Fine art print inspired by John Gerrard Keulemans.
Features New-Zealand Shoveller ducks. These are now known as Australasian shovelers or Kuruwhengi (Anas rhynchotis).
Buller said of the New-Zealand Shoveller:
"It is by no means a common species in any part of New Zealand, while in the extreme northern portions of the North Island, so far as I am aware, it has never yet been met with. Up to the time of the recent volcanic eruption, it was comparatively plentiful at Rotomahana and at Waihi, but not in other parts of the Lake district, and I have never heard of more than one pair being seen at Rotorua. It is often met with on the Waikato river...It frequents the shallow lagoons near the sea-coast, and the quiet bush-creeks overshadowed by trees, usually associating in pairs, but sometimes forming parties of three or more. It flies with rapidity, and often at a considerable elevation, descending to the ground or water in a slanting manner, and with the wings bent in the form of a bow. When disturbed on the water it produces a low whistling note; but it is far less suspicious than the common Grey Duck, and is easily approached and shot. It subsists on minute freshwater mollusks, aquatic insects, tender herbage, and the seeds of the toetoe and other plants; on opening the stomachs of several I have found a mass of comminuted substances of a greenish colour, among which could be distinguished fragments of vegetable matter, seeds, the remains of insects, and numerous small pebbles of white chalcedony. It no doubt extracts much organic matter from the slimy mud and sand in the places it is accustomed to frequent, inasmuch as nature has furnished it with a very remarkable spoon-shaped bill, from which it derives its popular name."

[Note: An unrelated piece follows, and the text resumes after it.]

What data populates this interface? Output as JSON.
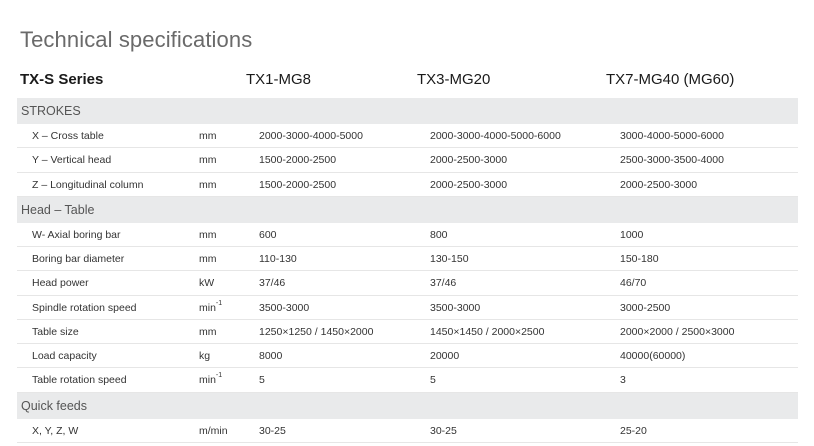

Walter Buller KCMG (1838 - 1906) was a New Zealand lawyer and naturalist. His work, "A History of the Birds of New Zealand", was first published in 1873 and as an extended version in 1888. It is regarded as a classic of ornithology and New Zealand wildlife and describes several now extinct birds.
The artist who illustrated the birds was John Gerrard Keulemanns, regarded as one of the finest wildlife illustrators of all time.